The first period, extending from the founding of the Company to the First World War in 1914, during which the fundamental policy was pursued, at times under considerable difficulties. The strategic principles were based on three pillars: (1) ocean shipping (2) trading and agency business from network of EAC’s own branch offices in most Asian countries, and (3) investments in industrial enterprises, on the principle of interaction between trading and sea transport. The Company’s vessels enjoyed captive business from its trading activities and facilitated access to new import and export markets for the Company’s commodities and products.

EAC had, in the course of 15 years, established itself as Denmark’s largest, most powerful and expansive enterprise listed on Copenhagen Stock Exchange. The number of employees expanded from 2,500 in 1907 to 10,000 in 1912.

The second period, covering the years between the two world wars, a period which turned out to be very challenging for the world economy.  Nevertheless, EAC continued to expand and at the end of 1920s, EAC and its subsidiaries had over 20,000 employees on 6 continents.

Painting of M/S SELANDIA of Copenhagen. The ship was the first of a series of large diesel powered motorships built by EAC. Apart from bulk, the ship carried 22 passengers.

The effects of the wars, the subsequent changed political landscape, increasing protectionism and the 1929 economic crash, caused the Company to be less dependent on its original strategy for inter dependence and mutually beneficial interplay between the businesses it controlled. Initiatives to expand the local markets, where EAC had gained strong footholds, became a new focus area.  Products and services from third parties were being included in the Company’s trading and shipping portfolio, resulting in significant increase in the Company’s turnover.

EAC’s network of offices continued to expand and many new representations were added, including a presence in South Africa.

The third period, from immediately after the Second World War up to the end of 1970s, was characterized by continued strong growth and the Company’s network of offices and engagement in industrial venture reached world-wide coverage. Apart from its unique presence in most Asian countries, the Company also became well established with own offices and investments on the African continent, Australia as well as South and North America.

The Company developed into the largest conglomerate in Scandinavia with a network of about 70 branch offices, more than 180 subsidiary companies and its own fleet of 25 modern cargo vessels deployed in the world’s major trade lanes. These many enterprises were located in 50 countries and the Company employed approximately 40,000 people.

During the previous period of rapid expansion, the Company’s debt had increased significantly and with exceptional high interest rates at the time, the Company’s profitability had come under threat.

The fourth period, from 1980 to 2006, therefore, focused on transformation and streamlining the Company’s vast and diversified business. Divestment or closure of non-strategic businesses were pursued and the Company became a smaller company, organized in 5 product-orientated divisions. In 1990, the number of employees had been reduced to 16,000.

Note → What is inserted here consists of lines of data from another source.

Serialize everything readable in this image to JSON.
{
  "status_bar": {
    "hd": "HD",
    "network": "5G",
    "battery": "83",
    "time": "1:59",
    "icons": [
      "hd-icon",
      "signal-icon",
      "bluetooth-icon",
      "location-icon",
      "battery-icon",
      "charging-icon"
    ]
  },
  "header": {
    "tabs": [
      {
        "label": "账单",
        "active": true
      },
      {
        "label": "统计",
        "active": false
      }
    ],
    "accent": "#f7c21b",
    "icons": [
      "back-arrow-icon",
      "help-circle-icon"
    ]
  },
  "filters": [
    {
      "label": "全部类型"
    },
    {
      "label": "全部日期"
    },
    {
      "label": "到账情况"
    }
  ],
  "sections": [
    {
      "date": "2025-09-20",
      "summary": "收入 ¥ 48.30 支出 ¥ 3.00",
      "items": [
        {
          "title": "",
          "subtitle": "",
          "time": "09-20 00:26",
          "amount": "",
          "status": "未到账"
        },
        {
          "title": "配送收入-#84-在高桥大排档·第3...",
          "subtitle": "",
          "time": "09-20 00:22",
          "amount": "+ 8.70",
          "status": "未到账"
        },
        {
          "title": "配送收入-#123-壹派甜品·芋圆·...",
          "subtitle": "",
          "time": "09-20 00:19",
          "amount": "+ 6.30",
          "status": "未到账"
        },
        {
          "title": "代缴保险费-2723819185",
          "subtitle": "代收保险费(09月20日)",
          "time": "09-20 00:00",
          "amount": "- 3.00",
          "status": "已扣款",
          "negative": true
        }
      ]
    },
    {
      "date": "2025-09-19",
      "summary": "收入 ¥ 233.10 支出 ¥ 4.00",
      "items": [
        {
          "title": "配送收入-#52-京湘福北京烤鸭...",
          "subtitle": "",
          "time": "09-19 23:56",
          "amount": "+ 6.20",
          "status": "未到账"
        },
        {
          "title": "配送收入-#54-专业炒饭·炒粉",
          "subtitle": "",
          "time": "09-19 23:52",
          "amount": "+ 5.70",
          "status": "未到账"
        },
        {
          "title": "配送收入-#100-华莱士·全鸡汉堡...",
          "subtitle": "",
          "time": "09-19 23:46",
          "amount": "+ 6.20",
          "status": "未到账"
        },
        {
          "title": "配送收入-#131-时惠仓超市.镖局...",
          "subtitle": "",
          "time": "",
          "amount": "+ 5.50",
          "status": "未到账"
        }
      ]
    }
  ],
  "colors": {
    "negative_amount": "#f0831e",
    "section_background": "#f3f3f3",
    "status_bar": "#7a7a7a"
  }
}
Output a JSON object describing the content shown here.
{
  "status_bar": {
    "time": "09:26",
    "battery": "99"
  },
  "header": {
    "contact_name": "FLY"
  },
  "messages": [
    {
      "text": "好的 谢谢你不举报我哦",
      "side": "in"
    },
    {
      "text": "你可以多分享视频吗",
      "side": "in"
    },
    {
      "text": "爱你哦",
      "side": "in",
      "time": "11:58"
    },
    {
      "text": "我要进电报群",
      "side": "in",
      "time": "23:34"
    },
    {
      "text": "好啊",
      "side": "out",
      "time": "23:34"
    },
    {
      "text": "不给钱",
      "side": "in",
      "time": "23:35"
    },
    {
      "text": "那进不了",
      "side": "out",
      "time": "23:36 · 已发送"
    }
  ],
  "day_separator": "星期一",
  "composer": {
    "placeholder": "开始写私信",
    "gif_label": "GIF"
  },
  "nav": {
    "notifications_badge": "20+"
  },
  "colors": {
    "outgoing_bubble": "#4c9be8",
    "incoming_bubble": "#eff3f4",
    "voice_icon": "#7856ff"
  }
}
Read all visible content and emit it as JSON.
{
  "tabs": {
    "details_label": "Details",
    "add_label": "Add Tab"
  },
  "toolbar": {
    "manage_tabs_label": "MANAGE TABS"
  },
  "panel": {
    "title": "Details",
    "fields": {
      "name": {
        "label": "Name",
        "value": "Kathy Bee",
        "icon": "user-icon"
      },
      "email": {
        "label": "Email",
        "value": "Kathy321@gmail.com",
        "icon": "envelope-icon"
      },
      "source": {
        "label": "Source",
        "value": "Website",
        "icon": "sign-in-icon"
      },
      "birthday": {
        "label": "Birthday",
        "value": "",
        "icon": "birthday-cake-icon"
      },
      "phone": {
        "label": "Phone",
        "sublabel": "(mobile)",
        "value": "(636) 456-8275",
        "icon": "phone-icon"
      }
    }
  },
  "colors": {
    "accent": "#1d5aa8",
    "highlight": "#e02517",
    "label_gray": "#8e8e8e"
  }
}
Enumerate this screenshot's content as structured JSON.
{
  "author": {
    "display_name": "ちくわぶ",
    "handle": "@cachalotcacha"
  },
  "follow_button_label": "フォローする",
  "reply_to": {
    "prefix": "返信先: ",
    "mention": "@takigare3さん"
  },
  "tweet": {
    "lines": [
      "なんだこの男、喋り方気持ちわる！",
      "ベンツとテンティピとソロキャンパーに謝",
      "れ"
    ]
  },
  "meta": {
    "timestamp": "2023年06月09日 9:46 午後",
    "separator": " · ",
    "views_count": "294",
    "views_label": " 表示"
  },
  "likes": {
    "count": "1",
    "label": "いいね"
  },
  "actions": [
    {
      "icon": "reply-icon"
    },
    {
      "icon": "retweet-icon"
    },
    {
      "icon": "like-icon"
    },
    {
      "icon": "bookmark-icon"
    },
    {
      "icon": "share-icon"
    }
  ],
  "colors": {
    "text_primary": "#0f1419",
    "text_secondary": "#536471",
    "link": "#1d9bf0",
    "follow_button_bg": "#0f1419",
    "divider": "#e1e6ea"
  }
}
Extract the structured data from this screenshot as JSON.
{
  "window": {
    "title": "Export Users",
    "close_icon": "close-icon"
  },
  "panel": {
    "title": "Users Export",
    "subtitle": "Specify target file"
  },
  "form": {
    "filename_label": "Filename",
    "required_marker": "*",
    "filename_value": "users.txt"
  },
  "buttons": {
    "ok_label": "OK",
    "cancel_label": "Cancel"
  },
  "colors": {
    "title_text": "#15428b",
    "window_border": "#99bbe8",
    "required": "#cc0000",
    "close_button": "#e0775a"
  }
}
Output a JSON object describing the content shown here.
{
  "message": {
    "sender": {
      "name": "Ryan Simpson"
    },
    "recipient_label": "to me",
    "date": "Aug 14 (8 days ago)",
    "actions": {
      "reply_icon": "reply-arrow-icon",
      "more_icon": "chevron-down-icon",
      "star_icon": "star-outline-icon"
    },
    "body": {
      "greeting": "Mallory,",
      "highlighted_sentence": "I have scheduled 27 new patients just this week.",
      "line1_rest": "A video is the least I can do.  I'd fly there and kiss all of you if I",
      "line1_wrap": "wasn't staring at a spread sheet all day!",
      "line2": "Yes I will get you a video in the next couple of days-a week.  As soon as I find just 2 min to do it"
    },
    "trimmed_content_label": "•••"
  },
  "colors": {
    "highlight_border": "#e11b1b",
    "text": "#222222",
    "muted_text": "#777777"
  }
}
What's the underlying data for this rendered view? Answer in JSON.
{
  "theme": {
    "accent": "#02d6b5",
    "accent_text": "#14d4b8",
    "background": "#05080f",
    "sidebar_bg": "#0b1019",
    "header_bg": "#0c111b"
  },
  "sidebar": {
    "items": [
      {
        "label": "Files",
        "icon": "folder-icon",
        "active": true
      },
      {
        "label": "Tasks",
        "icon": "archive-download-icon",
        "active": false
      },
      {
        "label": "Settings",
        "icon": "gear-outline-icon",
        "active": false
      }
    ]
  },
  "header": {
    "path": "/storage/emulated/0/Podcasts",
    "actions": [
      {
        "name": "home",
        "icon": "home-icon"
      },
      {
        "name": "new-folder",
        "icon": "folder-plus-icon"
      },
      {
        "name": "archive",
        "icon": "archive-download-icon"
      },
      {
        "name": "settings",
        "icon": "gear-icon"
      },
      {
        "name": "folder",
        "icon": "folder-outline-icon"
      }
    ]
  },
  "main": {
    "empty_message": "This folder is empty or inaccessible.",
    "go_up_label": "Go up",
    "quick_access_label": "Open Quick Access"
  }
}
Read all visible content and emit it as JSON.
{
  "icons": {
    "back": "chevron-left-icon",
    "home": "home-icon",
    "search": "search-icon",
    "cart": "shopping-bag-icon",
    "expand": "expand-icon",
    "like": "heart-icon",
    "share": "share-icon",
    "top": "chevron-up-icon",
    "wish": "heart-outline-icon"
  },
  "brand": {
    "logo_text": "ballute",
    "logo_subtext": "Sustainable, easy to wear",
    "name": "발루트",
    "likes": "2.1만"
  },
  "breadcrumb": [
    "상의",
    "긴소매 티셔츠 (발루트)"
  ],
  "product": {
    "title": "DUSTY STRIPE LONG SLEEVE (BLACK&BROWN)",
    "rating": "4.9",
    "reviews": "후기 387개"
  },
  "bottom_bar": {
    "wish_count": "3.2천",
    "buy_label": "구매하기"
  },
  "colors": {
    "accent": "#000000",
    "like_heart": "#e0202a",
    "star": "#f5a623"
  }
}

During the 1990s, the transformation of the Company continued, and a new strategy for EAC to become a major Asian nutrition food company was adopted. This strategy was based on the business platform of the Dumex Division – one of the Company’s five product divisions.  The Dumex business, based on pharmaceutical and nutrition products, was established by EAC in India in the late 1950s and subsequently expanded to other Asian countries, including China. In 2005, however, in response to an unsolicited offer from Dutch Royal Numico N.V., the Dumex nutrition business was sold for DKK 9 billion.

The Company was now left with only three businesses with a turnover of DKK 3 billion, a market value of DKK 11 billion employing 4,000 people. With a cash position of more than DKK 8 billion, the board of directors considered various strategic alternatives for the Company to pursue. It was decided, however, to recommend to shareholders to distribute the company’s cash position in one dividend disbursement. At the same time, the board committed to develop the Company’s remaining three businesses to maximize their value, divest them and distribute the proceeds to shareholders as dividend pay-outs.

After disposing of two of the three remaining businesses, the Company’s listing on the Copenhagen stock exchange, which dates back to 1897, was transferred to the third and last business unit, Santa Fe Group Limited, which is headquartered in London, United Kingdom.